» What the task asks: Only the count is expected: the number of lines below that contain "shape".

══ Records for processing

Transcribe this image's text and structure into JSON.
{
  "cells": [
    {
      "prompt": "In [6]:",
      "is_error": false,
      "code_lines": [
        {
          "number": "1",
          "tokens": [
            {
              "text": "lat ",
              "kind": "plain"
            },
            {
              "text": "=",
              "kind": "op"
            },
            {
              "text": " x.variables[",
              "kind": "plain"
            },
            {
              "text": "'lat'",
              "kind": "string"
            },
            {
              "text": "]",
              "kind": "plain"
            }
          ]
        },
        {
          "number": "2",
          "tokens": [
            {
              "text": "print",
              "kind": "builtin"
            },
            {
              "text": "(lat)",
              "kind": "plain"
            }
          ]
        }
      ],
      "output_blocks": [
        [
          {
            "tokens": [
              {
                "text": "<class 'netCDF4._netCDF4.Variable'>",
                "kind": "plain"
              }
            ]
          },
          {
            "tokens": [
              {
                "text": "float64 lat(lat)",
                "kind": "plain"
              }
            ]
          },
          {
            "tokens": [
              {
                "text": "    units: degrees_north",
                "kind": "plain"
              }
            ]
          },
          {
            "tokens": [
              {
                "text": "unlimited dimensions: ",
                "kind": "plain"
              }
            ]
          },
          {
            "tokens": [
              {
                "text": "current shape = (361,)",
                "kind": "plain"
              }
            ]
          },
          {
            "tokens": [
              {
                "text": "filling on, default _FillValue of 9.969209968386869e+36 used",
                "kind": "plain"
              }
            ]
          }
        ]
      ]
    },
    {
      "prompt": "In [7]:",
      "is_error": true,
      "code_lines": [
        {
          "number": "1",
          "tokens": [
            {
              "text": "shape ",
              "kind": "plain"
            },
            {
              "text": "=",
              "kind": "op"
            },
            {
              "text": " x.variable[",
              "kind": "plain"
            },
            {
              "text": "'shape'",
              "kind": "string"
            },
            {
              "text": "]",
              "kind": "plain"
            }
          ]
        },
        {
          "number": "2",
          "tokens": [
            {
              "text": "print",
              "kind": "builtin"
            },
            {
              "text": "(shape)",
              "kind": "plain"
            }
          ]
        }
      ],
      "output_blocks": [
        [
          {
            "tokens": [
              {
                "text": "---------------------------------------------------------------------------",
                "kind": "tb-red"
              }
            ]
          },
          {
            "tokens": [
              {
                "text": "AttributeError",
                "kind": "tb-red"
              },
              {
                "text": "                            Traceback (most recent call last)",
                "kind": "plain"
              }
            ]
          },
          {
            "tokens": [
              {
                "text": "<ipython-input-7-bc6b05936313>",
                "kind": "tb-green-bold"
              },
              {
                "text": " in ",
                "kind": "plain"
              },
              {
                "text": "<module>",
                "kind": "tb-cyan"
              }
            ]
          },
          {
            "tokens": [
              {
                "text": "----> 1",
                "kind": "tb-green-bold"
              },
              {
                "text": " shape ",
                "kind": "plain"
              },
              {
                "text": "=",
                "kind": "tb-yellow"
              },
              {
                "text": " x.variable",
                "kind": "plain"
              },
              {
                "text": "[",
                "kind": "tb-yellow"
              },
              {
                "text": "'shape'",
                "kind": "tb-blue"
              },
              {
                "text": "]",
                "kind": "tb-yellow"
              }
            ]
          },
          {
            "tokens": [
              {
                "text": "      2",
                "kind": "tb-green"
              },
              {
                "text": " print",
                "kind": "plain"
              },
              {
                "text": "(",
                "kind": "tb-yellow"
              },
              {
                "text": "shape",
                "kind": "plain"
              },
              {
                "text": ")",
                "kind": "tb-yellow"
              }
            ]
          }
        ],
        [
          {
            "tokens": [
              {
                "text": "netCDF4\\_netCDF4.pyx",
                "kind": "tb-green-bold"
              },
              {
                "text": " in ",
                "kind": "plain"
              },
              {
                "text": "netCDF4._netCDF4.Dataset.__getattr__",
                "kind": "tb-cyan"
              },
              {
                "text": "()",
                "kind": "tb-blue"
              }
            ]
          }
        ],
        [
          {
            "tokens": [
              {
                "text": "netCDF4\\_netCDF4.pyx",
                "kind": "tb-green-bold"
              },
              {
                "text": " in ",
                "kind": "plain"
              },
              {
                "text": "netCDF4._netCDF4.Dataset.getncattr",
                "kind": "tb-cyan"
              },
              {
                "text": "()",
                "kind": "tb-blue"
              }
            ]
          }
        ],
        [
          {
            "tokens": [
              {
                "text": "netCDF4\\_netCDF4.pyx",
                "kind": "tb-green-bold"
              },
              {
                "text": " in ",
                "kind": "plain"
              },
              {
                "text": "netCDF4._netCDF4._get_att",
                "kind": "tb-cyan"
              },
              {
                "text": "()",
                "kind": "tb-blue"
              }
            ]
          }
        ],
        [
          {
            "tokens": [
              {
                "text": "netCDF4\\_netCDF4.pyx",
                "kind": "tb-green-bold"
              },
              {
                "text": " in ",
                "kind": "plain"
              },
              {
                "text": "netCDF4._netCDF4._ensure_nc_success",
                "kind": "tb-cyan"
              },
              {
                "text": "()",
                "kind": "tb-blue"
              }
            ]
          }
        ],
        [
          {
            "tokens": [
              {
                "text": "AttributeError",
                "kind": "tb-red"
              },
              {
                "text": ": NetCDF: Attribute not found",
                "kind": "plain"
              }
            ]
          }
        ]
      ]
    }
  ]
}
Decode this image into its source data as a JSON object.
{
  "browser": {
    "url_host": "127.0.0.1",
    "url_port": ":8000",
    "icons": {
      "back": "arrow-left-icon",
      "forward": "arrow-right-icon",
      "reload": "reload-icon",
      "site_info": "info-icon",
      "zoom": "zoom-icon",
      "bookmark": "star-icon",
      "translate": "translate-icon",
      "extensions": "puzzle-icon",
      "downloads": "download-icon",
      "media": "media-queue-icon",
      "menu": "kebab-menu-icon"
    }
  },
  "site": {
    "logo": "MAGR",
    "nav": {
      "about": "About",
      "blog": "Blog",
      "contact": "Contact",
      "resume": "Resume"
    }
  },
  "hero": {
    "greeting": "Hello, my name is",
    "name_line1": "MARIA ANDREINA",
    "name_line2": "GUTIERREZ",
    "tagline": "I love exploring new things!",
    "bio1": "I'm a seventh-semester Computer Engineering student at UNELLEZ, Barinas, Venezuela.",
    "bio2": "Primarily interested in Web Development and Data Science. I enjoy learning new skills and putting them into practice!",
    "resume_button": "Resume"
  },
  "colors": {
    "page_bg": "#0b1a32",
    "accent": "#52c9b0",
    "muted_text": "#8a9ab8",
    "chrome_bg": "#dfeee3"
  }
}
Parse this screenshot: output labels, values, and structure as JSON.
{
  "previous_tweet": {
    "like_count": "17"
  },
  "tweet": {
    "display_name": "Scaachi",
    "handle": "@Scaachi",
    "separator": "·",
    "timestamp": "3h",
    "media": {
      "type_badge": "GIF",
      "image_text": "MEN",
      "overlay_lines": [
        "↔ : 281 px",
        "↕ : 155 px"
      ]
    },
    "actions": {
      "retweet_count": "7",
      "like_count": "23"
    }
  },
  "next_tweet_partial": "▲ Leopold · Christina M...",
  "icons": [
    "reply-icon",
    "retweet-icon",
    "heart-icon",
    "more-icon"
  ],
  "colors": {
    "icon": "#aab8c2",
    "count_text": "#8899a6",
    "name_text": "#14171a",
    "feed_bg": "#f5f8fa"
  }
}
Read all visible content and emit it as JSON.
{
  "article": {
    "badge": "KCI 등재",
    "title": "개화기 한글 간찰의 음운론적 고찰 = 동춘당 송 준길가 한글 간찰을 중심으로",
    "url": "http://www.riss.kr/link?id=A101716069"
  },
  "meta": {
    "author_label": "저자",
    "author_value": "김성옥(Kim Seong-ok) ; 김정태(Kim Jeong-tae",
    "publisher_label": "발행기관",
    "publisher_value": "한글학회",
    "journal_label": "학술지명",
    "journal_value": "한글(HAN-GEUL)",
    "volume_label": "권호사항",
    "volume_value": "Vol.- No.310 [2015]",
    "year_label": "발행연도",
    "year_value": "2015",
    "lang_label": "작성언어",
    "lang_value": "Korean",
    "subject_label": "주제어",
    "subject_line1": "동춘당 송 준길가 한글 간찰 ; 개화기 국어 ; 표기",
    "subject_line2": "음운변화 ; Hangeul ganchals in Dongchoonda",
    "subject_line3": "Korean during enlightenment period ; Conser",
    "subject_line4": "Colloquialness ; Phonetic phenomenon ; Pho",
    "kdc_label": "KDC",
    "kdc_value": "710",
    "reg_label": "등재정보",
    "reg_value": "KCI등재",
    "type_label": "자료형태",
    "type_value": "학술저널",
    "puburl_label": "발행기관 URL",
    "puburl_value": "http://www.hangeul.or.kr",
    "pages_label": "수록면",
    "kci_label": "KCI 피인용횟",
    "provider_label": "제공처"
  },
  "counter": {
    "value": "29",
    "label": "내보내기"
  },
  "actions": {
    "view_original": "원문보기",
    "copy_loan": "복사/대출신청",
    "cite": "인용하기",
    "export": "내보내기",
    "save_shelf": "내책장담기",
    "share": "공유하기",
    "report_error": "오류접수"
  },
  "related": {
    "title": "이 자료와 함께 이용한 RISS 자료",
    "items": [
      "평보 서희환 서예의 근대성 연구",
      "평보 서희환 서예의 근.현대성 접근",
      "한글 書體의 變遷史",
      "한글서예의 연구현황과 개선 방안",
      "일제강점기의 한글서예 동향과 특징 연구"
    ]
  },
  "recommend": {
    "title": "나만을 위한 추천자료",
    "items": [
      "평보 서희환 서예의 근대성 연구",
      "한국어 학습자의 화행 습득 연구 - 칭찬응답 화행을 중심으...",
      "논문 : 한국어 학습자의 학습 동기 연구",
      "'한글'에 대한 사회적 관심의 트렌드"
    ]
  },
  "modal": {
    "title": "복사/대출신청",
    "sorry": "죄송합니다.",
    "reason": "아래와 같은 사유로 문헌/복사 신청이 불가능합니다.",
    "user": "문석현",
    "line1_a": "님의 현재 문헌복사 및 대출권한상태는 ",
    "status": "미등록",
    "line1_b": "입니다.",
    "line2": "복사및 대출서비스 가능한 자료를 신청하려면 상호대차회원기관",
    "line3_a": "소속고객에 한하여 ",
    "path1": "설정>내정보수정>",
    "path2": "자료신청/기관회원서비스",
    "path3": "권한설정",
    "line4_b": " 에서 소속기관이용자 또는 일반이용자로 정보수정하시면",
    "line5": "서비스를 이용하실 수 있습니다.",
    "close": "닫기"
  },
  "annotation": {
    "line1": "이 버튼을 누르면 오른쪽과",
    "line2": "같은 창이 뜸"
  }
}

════

» Finished exercise: 7